There's an excellent article available at PC Perspective you should definitely check out if you're interested in the current state of the technology and the relationship between Microsoft DirectX Raytracing and NVIDIA RTX, which without any explanation can be quite confusing, seeing how NVIDIA heavily focuses on the native hardware-accelerated tech which RTX is, whist Microsoft stresses out that DirecX DXR is an extension of an existing DX tool-set and compatible with all of the future certified DX12-capable graphics cards (since the world of computer graphics doesn't revolve solely around NVIDIA and its products, you know).
So here I am to quickly summarize what RTX and DXR are really capable of at the moment of writing and what they are good (and not so good) for.
Whenever I hear the term "real-time ray-tracing", I immediately think of some of the earlier RTRT experiments done by Ray Tracey and OTOY Brigade. You know, those impressive, yet noisy and not quite real-time demos with mirror-only reflections and lots a lots of convolving noisy rendered frames.
Like this one:
I wouldn't dream of seeing something actually ray-traced in real-time at 30fps without any noise in the upcoming 5-10 years. Little did I know, NVIDIA and Microsoft had the same idea and put their best minds to the task.
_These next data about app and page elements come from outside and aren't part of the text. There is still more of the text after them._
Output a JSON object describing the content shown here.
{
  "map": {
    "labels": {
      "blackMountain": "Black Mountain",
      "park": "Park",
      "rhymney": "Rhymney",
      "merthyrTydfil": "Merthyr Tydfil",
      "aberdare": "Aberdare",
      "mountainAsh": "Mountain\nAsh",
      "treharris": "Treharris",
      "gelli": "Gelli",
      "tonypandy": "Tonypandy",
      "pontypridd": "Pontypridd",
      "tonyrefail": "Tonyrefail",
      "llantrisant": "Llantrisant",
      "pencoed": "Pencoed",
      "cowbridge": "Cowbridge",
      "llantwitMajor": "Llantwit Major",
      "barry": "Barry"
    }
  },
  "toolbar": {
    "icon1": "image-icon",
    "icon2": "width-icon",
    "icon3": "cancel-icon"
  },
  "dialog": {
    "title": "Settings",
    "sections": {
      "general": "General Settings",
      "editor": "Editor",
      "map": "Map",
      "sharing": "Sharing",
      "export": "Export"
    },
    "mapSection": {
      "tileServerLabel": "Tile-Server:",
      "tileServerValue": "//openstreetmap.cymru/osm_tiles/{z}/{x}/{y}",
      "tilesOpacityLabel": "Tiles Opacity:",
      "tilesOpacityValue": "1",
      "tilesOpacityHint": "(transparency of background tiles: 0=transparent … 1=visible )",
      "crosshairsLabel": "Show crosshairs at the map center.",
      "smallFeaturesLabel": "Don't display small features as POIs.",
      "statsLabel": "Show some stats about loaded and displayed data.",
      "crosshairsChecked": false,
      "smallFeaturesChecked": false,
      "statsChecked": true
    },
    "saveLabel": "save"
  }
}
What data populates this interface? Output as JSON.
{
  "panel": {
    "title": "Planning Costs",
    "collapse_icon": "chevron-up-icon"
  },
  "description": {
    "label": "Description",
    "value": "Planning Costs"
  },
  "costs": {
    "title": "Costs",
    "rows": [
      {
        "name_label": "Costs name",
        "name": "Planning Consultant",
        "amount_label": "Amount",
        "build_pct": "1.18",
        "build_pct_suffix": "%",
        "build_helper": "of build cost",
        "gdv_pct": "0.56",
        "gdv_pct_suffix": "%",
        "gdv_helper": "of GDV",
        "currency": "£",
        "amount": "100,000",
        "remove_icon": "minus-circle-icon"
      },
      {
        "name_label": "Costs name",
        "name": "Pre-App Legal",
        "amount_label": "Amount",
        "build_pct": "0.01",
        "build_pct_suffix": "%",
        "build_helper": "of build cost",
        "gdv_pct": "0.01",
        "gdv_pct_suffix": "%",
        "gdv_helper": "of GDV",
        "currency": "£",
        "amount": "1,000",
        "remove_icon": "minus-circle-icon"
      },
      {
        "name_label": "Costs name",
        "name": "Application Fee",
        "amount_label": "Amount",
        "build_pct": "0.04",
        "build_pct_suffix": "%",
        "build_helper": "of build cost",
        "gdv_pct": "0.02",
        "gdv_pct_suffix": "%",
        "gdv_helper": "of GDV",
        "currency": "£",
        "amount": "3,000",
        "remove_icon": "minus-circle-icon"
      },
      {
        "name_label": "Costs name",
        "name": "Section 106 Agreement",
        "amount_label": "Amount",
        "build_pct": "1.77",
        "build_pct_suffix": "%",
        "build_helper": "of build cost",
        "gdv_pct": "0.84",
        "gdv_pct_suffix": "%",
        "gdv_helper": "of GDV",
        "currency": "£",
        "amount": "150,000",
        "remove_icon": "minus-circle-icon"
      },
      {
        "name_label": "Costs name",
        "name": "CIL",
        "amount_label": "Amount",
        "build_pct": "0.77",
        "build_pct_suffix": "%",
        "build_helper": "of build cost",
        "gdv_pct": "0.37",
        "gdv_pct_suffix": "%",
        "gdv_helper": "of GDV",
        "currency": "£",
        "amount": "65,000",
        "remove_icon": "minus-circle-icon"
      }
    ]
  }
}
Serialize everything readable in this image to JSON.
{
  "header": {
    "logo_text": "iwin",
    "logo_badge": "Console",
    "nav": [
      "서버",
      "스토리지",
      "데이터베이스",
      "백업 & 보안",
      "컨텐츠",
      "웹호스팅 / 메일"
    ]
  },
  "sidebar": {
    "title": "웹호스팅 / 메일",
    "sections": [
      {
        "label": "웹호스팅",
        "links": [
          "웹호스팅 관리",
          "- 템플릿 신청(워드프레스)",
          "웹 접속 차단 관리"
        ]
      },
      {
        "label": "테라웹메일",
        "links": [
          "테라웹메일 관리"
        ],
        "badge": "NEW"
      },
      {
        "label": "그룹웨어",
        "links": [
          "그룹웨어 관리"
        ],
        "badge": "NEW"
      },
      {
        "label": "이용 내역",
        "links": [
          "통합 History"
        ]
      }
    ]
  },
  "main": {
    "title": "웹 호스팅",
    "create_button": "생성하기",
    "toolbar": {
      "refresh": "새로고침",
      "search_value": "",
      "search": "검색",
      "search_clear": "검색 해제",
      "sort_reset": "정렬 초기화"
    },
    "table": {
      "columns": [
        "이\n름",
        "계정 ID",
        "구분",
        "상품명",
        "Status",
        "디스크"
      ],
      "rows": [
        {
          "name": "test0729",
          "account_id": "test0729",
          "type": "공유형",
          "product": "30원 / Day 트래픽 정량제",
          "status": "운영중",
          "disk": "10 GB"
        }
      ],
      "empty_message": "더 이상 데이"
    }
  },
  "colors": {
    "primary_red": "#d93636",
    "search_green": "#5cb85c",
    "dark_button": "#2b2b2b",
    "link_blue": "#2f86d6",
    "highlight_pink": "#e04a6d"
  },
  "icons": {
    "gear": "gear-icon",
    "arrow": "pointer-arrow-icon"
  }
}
This demo, developed by EA (believe it or not) is running on NVIDIA's newest lineup of VOLTA GPUs, which means that VOLTA is also on the way! Yay! NVIDIA RTX tech sure looks promising.
Can you imagine what will happen to offline CUDA ray-tracers following this announcement? Hopefully their devs will be able to make this amazing tech a part of the rendering pipeline ASAP. Otherwise, C'est la vie: you've been REKT by a real-time ray-tracing solution.
Just kidding. We gotta test this thing out first and only then will be able to tell whether we've been led to believe in yet another fairy tale or that you need like 8 VOLTAS to run this demo which would be a let down.